From the moment babies are born, sensory experiences contribute significantly to their development. The combination of sensory information and the environment in which children live influence development, behaviour and life experiences. Although genetics plays an important role in children’s development, play experiences during the early years are equally valuable to the learning and development process. Think of how genetics and experiences relate to brain development. Genetics influence how the brain is wired from birth. The types of experiences and the people within the environment determine how the brain functions and develops.
From a psychology perspective, there are three major theories that help to understand how children learn. Click on each category below to gain further information on how children learn.
Classical conditioning refers to children making an association between a stimulus and a response. For example, when children have had pleasing experiences outdoors, when they hear the word outdoor or playground, they associate those words with the experiences that they have had. Children might associate seeing rain boots with being able to walk in puddles.
Operant conditioning refers to rewarding a behaviour in an attempt to have the positive behaviour repeated. For example, when children are praised for engaging in outdoor play experiences, they are more likely to want to return to the outdoors.
Observational conditioning refers to learning from watching others. For example, children watch adults, parents, peers and other children in their environment to gain information on how something might be done or what they are doing.

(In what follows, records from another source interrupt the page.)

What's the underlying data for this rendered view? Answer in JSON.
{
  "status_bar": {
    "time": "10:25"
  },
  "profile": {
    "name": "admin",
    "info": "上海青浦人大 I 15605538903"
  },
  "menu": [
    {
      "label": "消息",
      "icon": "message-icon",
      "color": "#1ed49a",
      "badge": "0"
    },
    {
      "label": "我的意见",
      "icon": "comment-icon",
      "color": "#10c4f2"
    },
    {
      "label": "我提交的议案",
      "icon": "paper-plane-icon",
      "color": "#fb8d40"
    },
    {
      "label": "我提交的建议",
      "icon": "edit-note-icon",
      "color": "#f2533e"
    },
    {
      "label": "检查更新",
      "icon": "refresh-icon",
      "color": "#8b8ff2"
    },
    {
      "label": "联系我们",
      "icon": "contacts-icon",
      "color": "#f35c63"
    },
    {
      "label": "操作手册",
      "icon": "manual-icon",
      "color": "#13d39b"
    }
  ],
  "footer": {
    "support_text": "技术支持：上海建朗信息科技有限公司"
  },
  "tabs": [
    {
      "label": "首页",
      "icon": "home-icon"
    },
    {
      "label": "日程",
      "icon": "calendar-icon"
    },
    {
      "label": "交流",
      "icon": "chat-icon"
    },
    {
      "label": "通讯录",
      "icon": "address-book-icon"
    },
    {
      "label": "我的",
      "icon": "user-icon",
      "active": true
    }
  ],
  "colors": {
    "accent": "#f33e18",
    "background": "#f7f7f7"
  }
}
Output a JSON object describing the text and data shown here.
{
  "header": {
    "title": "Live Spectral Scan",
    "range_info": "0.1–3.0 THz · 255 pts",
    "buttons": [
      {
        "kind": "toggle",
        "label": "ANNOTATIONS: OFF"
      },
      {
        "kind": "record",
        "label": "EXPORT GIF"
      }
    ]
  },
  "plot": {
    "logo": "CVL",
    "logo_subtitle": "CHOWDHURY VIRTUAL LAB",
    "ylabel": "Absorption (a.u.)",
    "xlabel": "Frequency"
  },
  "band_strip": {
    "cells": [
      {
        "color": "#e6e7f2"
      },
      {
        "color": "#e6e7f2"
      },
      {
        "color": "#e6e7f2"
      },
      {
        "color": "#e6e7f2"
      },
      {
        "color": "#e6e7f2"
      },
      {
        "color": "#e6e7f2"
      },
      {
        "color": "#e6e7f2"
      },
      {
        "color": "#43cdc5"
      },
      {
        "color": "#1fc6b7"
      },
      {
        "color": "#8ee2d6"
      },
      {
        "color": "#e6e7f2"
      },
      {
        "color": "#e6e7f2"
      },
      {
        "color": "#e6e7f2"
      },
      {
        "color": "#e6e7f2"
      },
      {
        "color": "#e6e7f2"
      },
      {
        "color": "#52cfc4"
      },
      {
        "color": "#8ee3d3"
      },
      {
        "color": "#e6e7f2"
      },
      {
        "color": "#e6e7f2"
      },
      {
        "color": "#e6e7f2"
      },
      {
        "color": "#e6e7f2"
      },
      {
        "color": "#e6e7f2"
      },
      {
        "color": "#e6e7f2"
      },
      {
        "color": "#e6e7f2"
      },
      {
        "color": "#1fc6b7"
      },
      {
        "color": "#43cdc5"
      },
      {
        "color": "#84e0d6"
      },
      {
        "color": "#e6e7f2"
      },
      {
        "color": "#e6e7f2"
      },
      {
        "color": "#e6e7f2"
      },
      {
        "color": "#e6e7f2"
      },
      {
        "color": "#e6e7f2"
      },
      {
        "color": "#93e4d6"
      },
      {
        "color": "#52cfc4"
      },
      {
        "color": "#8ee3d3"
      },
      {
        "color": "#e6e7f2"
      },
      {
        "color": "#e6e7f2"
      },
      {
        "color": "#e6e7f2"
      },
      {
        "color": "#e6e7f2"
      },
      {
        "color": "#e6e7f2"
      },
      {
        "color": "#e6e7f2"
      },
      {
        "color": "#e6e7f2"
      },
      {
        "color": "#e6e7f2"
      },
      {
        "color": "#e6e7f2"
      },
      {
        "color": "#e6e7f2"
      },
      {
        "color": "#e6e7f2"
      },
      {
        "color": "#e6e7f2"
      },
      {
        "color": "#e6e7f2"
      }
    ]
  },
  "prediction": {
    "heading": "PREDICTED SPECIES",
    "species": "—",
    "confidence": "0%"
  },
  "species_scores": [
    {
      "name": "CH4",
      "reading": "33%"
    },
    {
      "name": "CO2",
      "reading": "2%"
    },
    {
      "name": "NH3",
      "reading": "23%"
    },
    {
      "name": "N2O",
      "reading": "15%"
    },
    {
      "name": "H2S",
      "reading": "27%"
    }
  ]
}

Children may also observe environmental attributes and then figure out what they could do within the space and place.
Other Ways that Children Learn
Children will spend more time interacting with and learning from peers when they are in environments that are reflective of their interests and when they are given the time to experiment, explore and try out ideas. When children are rushed or on a defined schedule there is less peer interaction or desire for in-depth exploration either independently or with peers (Dietze & Kashin, 2012). Depending on the environment, the materials, and adult role modelling, peer relationships may have positive or negative effects on children’s learning.
During the early years, children’s learning is influenced by their curiosity levels and the people, materials, and environments that they are exposed to. Children in early learning centres that are designed to support their interests will spend much of their time interacting with peers and learning from them. Peer relationships may have positive or negative effects on children’s learning.
Programming and Environment
Children’s genetics and the environment are always interconnected to their learning. Genetics influence one’s ability to learn, while the environmental experiences enhance those abilities.
Gandini (1998) identified that children’s environments that are flexible and adaptable support them in being able to change or reconfigure things as they create new knowledge. Similarly, Fraser (2011) maintained that spaces that function as a third teacher “will be responsive to the children’s interests, provide opportunities for children to make their thinking visible and will foster further learning and engagement” (p. 67). The environment is directly correlated to the depth of learning that children are willing to engage in, experience and use for further learning.
Children’s development and learning are influenced by their family and community. Children’s cultures and attributes of their cultures influence how they learn and experience life. Think about children who grow up in families that have active play and outdoors as part of their values and beliefs. How will those children’s life experiences differ from children that are exposed to more sedentary play such as technology games used in the indoor environment? These life experiences contribute to children’s ability to take risks, explore ideas and build upon previous experiences.
Look at the pictures above. What types of learning do you see the children involved in and who and what might be influencing the learning?
Using the comment box below, discuss the types of learning that you envision children could gain from the experiences depicted in the photos.